** Problem to solve **
What number of lines in the data below contain the string "this"? Answer with that number alone.

---------- Data shown

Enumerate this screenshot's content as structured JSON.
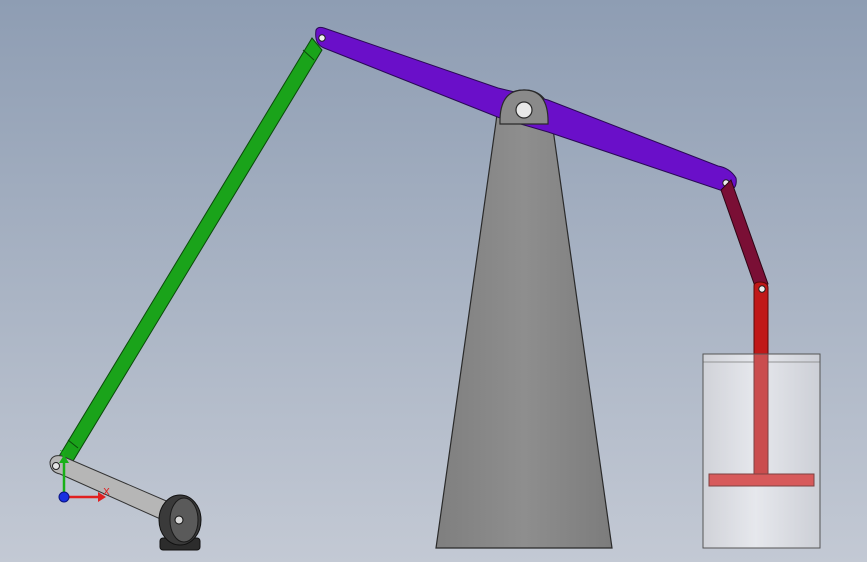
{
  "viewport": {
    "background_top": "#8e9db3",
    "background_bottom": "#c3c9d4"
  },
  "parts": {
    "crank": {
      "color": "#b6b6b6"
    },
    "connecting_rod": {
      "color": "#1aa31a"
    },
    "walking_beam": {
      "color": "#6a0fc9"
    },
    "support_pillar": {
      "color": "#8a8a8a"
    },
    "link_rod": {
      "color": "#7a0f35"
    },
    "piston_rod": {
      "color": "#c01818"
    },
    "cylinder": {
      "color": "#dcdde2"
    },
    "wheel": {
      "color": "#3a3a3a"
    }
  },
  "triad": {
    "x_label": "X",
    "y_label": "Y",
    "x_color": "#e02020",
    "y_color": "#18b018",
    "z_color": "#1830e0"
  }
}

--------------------
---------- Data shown

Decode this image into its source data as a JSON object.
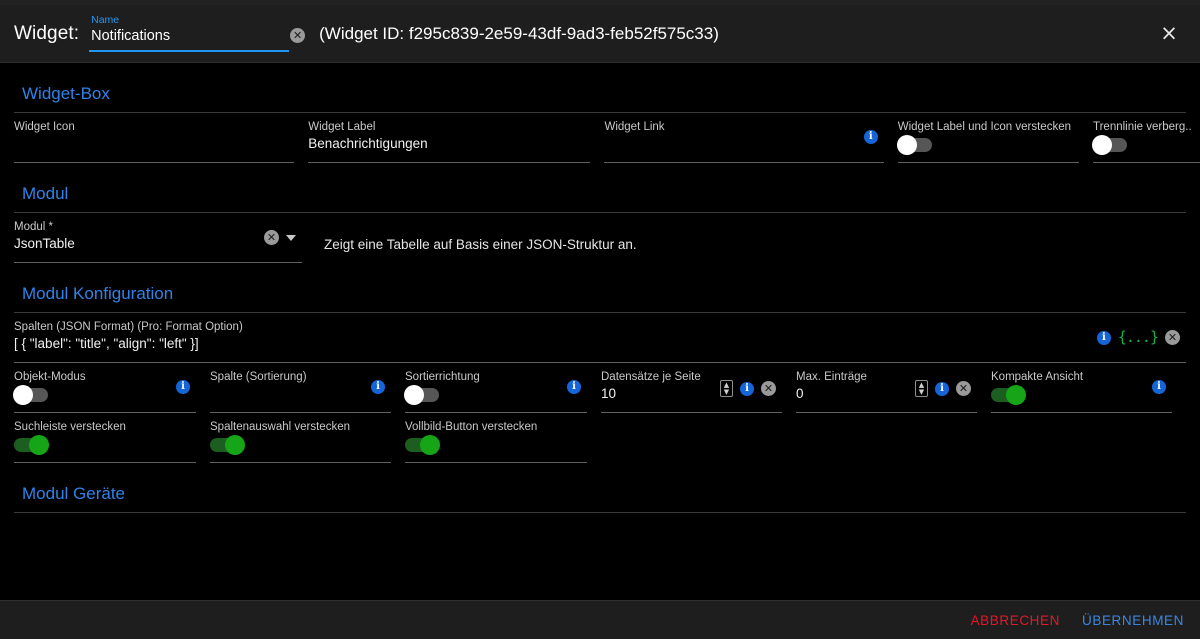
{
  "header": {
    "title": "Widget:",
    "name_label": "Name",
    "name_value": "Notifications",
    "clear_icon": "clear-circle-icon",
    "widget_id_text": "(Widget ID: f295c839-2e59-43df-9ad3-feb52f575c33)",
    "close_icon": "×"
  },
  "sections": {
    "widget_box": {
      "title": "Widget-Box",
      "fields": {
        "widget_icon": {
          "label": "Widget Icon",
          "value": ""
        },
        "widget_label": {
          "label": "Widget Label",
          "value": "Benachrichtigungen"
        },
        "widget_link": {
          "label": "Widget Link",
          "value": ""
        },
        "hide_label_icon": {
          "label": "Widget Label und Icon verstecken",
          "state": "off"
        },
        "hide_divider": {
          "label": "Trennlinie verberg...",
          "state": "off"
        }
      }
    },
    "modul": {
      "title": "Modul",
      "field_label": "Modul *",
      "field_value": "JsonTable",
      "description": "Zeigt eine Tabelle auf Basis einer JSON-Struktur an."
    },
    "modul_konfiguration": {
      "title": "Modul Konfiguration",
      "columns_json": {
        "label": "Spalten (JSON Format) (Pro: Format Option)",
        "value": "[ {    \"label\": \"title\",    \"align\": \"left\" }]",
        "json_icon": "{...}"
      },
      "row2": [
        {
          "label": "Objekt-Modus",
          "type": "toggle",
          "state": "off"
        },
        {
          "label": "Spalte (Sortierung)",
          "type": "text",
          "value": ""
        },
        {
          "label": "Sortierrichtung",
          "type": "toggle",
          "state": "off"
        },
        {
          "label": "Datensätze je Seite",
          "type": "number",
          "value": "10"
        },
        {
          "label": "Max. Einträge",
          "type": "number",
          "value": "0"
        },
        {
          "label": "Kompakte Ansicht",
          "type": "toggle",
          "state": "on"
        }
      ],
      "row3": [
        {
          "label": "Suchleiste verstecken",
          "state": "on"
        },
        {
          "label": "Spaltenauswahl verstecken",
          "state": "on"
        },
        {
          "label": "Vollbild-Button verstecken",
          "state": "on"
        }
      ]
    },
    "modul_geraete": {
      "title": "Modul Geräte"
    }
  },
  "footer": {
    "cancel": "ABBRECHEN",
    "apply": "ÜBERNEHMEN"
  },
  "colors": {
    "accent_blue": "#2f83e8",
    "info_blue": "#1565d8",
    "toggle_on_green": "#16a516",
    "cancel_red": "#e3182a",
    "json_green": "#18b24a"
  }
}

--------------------

** Written answer **
2